|Pharmaceutical Applications||Erythritol is a naturally occurring noncariogenic excipient used in a variety of pharmaceutical preparations, including in solid dosage forms as a tablet filler, and in coatings. It has also been investigated for use in dry powder inhalers.It is also used in sugar-free lozenges,and medicated chewing gum.
Erythritol can also be used as a diluent in wet granulation in combination with moisture-sensitive drugs. In buccal applications, such as medicated chewing gums, it is used because of its high negative heat of solution which provides a strong cooling effect.
Erythritol is also used as a noncaloric sweetener in syrups; it is used to provide sensorial profile-modifying properties with intense sweeteners; and it is also used to mask unwanted aftertastes.
Erythritol is also used as a noncariogenic sweetener in toothpastes and mouthwash solutions.
|Safety||Erythritol is used in oral pharmaceutical formulations, confectionery, and food products. It is generally regarded as a nontoxic, nonallergenic, and nonirritant material. However, there has been a case report of urticaria caused by erythritol.
The low molecular weight of erythritol allows more than 90% of the ingested molecules to be rapidly absorbed from the small intestine; it is not metabolized and is excreted unchanged in the urine.
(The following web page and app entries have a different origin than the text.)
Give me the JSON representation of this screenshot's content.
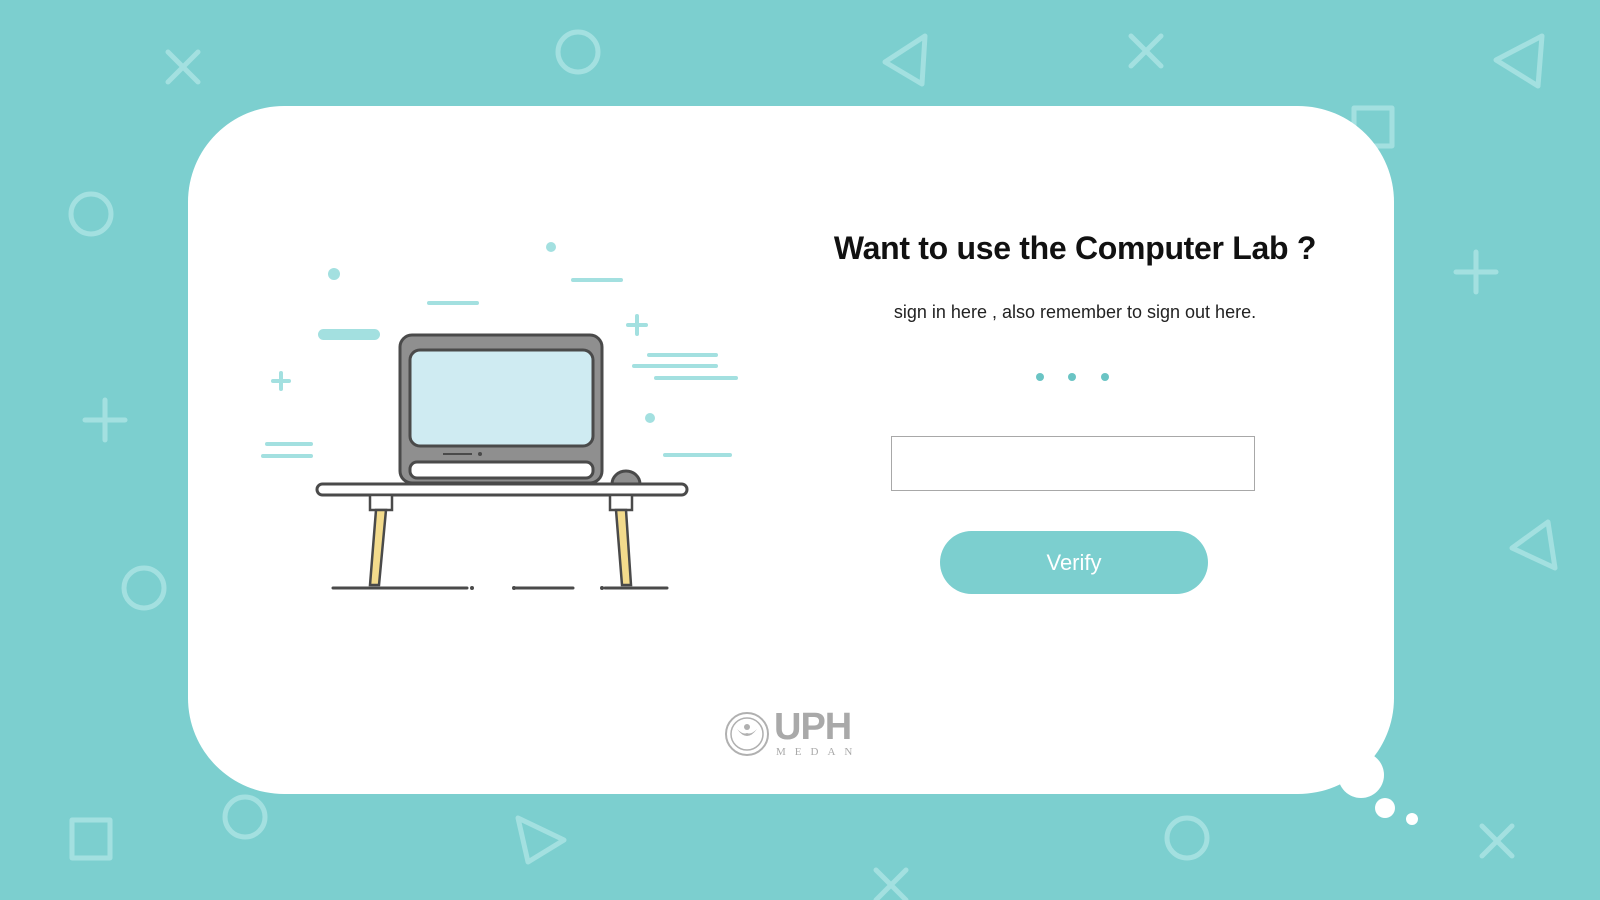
{
  "colors": {
    "background": "#7ccfcf",
    "card": "#ffffff",
    "accent": "#7ccfcf",
    "title_text": "#111111"
  },
  "heading": {
    "title": "Want to use the Computer Lab ?",
    "subtitle": "sign in here , also remember to sign out here."
  },
  "loading_indicator": {
    "icon": "three-dots-icon"
  },
  "form": {
    "input_value": "",
    "input_placeholder": "",
    "verify_label": "Verify"
  },
  "illustration": {
    "icon": "laptop-on-desk-illustration"
  },
  "logo": {
    "name": "UPH",
    "sub": "MEDAN"
  }
}
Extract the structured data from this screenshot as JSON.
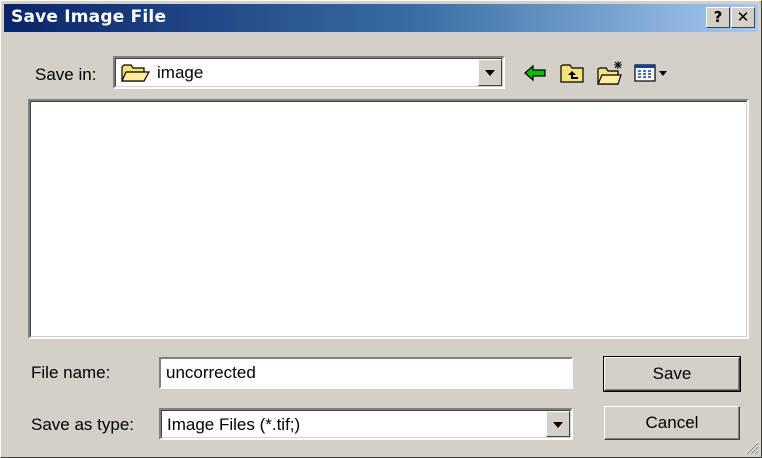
{
  "window": {
    "title": "Save Image File",
    "help_label": "?",
    "close_label": "✕"
  },
  "save_in": {
    "label": "Save in:",
    "folder": "image"
  },
  "toolbar": {
    "back_icon": "back-arrow-icon",
    "up_icon": "up-folder-icon",
    "new_folder_icon": "new-folder-icon",
    "view_icon": "view-menu-icon"
  },
  "file_name": {
    "label": "File name:",
    "value": "uncorrected"
  },
  "save_as_type": {
    "label": "Save as type:",
    "value": "Image Files (*.tif;)"
  },
  "buttons": {
    "save": "Save",
    "cancel": "Cancel"
  },
  "colors": {
    "title_start": "#0a246a",
    "title_end": "#a6caf0",
    "face": "#d4d0c8"
  }
}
Erythritol has a low caloric value (0.8 kJ/g). The WHO has set an acceptable daily intake of ‘not specified’ for erythritol.
Erythritol is noncariogenic; preliminary studies suggest that it may inhibit the formation of dental plaque.
In general, erythritol is well-tolerated; furthermore, excessive consumption does not cause laxative effects. There is no significant increase in the blood glucose level after oral intake, and glycemic response is very low, making erythritol suitable for diabetics.
LD50 (mouse, IP): 8–9 g/kg
LD50 (rat, IV): 6.6 g/kg
LD50 (rat, oral): >13 g/kg
|storage||Erythritol has very good thermal and chemical stability. It is nonhygroscopic, and at 25°C does not significantly absorb additional water up to a relative humidity (RH) of more than 80%. Erythritol resists decomposition both in acidic and alkaline media and remains stable for prolonged periods at pH 2–10.(10) When stored for up to 4 years in ambient conditions (20°C, 50% RH) erythritol has been shown to be stable.|
|Purification Methods||meso-Erythritol crystallises from distilled water or absolute EtOH and is dried at 60o in a vacuum oven. It sublimes at 110o in a high vacuum. It is optically inactive. [Jeans & Hudson J Org Chem 20 1565 1955, IR: Kuhn Anal Chem 22 276 1950, Beilstein 1 IV 2807.]|
|Incompatibilities||Erythritol is incompatible with strong oxidizing agents and strong bases.|
|Regulatory Status||GRAS listed. Accepted for use as a food additive in Europe.|
|Erythritol Preparation Products And Raw materials